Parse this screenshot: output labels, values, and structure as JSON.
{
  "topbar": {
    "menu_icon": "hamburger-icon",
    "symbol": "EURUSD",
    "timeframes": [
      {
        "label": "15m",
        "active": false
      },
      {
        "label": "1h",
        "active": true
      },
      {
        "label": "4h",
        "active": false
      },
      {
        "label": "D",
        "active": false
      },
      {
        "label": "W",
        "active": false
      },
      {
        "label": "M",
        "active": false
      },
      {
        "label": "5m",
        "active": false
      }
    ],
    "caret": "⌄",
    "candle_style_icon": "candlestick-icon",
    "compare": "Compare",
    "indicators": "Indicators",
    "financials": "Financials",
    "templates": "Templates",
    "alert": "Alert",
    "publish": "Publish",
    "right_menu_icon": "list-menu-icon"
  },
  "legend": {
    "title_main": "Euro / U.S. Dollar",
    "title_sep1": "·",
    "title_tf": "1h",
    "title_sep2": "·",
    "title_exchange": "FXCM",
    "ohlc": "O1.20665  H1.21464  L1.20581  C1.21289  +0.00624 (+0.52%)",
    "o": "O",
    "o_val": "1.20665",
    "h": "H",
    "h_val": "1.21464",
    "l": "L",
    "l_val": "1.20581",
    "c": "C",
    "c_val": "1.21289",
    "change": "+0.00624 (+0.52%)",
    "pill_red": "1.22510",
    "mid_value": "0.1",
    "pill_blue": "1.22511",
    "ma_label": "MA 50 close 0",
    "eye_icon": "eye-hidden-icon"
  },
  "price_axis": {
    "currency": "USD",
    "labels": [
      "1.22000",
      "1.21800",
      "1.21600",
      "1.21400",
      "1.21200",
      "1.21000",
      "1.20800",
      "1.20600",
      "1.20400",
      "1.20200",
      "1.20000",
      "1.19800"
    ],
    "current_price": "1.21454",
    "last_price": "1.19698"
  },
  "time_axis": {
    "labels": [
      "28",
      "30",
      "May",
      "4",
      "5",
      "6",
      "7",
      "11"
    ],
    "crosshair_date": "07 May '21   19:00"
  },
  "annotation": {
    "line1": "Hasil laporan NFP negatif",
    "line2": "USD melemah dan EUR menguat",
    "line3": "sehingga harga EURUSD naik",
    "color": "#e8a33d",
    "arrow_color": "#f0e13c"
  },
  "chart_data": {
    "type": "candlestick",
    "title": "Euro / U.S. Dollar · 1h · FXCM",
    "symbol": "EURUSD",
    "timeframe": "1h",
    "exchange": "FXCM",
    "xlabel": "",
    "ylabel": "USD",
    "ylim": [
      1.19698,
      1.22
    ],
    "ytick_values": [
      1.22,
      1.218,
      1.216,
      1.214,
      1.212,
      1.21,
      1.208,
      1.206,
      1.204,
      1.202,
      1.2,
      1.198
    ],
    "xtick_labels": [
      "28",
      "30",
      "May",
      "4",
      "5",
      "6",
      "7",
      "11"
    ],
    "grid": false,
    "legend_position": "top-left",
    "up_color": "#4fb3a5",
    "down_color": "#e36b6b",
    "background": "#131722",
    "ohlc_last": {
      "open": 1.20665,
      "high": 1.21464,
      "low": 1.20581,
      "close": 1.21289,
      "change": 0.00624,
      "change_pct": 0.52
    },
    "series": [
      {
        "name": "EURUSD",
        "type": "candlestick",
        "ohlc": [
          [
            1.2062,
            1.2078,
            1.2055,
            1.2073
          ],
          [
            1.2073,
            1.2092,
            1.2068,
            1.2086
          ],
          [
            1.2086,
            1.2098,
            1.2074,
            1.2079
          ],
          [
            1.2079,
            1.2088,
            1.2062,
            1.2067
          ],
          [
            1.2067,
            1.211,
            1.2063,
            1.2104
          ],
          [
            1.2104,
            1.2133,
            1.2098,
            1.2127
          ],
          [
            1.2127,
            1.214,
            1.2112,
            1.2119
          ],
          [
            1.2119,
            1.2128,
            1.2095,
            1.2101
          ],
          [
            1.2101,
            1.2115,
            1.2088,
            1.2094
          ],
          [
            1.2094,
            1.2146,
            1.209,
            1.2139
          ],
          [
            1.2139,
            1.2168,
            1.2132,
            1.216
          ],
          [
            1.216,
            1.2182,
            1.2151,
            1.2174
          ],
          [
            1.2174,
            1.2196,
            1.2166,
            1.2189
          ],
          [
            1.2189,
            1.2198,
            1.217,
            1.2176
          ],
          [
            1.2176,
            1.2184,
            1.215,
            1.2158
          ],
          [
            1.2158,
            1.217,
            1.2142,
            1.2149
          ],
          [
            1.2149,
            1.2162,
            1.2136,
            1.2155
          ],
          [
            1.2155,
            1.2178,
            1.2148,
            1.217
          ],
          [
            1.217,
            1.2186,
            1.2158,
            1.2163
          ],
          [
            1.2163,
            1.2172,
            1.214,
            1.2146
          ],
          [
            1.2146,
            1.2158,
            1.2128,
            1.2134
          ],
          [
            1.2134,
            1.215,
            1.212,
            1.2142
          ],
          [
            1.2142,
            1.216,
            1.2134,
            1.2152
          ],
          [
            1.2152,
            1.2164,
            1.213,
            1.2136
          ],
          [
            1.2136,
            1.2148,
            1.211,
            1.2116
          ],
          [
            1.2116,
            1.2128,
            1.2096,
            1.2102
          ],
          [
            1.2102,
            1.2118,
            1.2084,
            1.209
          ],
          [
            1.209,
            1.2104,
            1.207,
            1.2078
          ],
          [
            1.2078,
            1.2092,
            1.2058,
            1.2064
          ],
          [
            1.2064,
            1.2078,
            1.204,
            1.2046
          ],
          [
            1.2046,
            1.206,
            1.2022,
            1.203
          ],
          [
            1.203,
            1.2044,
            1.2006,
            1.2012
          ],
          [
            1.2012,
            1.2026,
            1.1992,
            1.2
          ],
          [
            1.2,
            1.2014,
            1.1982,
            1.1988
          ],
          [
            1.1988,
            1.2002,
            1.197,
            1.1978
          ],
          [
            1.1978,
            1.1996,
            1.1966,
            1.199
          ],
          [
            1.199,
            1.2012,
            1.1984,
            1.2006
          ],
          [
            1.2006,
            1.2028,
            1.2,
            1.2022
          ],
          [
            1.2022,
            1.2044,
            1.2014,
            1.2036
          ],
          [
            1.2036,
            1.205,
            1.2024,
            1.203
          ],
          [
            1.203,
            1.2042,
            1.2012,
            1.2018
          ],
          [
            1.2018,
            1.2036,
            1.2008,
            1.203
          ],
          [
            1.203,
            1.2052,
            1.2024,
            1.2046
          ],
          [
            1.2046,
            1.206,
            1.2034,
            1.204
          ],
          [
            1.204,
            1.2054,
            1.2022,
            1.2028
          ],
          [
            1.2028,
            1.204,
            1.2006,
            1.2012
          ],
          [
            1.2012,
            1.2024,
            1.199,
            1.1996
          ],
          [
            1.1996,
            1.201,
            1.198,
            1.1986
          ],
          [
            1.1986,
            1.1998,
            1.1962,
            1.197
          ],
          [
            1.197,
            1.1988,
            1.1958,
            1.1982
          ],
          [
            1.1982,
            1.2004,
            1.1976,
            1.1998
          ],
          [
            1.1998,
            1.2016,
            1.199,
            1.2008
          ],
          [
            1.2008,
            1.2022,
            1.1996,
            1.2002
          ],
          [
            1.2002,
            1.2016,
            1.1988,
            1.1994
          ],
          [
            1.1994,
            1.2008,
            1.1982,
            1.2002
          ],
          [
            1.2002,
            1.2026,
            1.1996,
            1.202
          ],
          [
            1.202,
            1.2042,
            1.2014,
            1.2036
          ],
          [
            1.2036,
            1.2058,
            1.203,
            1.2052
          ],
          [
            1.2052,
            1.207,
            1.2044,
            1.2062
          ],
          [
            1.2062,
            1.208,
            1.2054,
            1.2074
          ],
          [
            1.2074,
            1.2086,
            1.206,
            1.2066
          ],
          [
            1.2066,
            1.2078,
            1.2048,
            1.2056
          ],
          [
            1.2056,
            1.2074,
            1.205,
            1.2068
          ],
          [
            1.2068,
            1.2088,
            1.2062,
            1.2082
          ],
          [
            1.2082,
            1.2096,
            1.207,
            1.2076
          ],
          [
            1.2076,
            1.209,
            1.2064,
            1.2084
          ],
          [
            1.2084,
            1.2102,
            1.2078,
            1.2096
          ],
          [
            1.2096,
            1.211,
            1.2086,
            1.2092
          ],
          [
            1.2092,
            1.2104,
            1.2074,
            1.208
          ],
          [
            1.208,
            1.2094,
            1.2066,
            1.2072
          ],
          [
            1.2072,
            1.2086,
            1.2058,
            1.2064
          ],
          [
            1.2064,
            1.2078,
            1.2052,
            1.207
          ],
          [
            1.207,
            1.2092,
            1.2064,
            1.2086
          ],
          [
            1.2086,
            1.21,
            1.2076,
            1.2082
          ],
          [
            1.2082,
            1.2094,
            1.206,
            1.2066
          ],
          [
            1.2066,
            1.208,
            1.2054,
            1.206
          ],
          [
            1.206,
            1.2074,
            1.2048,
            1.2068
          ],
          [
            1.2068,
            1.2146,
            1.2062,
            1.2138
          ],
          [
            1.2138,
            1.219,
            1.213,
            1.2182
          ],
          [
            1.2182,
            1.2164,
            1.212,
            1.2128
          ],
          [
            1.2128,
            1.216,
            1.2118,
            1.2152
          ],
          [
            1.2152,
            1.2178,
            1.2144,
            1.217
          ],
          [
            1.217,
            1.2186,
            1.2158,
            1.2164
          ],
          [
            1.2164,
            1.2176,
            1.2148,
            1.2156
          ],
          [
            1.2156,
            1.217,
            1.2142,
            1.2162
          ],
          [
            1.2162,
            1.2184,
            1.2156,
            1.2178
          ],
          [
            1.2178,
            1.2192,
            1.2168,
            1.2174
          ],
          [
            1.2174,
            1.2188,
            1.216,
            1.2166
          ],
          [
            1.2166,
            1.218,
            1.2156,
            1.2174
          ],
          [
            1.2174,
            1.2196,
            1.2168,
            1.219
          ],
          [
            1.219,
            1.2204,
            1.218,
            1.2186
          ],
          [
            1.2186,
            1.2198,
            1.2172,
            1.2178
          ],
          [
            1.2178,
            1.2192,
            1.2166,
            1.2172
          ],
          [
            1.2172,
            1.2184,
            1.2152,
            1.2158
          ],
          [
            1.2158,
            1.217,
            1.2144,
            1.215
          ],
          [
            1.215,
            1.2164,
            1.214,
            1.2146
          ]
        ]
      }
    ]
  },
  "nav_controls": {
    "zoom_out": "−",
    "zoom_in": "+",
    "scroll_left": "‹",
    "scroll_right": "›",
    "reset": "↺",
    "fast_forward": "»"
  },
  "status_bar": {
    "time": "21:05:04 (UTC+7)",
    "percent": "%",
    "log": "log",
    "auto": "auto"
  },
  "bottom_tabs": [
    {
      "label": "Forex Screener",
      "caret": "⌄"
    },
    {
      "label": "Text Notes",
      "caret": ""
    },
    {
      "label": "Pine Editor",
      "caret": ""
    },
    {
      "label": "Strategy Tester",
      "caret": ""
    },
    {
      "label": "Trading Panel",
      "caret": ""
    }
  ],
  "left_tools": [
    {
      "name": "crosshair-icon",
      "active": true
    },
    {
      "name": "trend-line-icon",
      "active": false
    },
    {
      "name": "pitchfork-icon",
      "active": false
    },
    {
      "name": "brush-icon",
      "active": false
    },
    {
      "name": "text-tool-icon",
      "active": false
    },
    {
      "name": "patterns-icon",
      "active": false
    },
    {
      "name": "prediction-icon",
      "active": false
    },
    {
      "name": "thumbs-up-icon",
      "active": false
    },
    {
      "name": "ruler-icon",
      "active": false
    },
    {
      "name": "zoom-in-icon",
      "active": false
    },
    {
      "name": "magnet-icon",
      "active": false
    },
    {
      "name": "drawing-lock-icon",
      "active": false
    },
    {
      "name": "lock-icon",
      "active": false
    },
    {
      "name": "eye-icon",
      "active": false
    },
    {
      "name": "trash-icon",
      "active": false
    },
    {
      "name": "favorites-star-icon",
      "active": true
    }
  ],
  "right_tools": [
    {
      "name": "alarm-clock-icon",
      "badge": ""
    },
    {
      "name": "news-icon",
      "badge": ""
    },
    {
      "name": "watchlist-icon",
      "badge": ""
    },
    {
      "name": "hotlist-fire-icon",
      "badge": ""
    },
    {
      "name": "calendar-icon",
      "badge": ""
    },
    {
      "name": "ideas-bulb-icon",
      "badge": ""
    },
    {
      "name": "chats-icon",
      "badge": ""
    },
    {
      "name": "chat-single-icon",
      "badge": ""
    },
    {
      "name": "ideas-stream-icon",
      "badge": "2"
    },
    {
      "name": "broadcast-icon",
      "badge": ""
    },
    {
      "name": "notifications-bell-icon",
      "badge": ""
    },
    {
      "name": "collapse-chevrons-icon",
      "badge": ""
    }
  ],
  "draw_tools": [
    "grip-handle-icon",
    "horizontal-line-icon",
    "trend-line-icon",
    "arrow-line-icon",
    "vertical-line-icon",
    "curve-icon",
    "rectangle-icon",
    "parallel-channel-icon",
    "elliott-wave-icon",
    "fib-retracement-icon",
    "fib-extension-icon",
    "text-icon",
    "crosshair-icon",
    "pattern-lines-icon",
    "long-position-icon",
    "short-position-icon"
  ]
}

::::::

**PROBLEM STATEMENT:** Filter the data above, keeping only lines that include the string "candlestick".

**FINISHED EXERCISE:**
    "candle_style_icon": "candlestick-icon",
    "type": "candlestick",
        "type": "candlestick",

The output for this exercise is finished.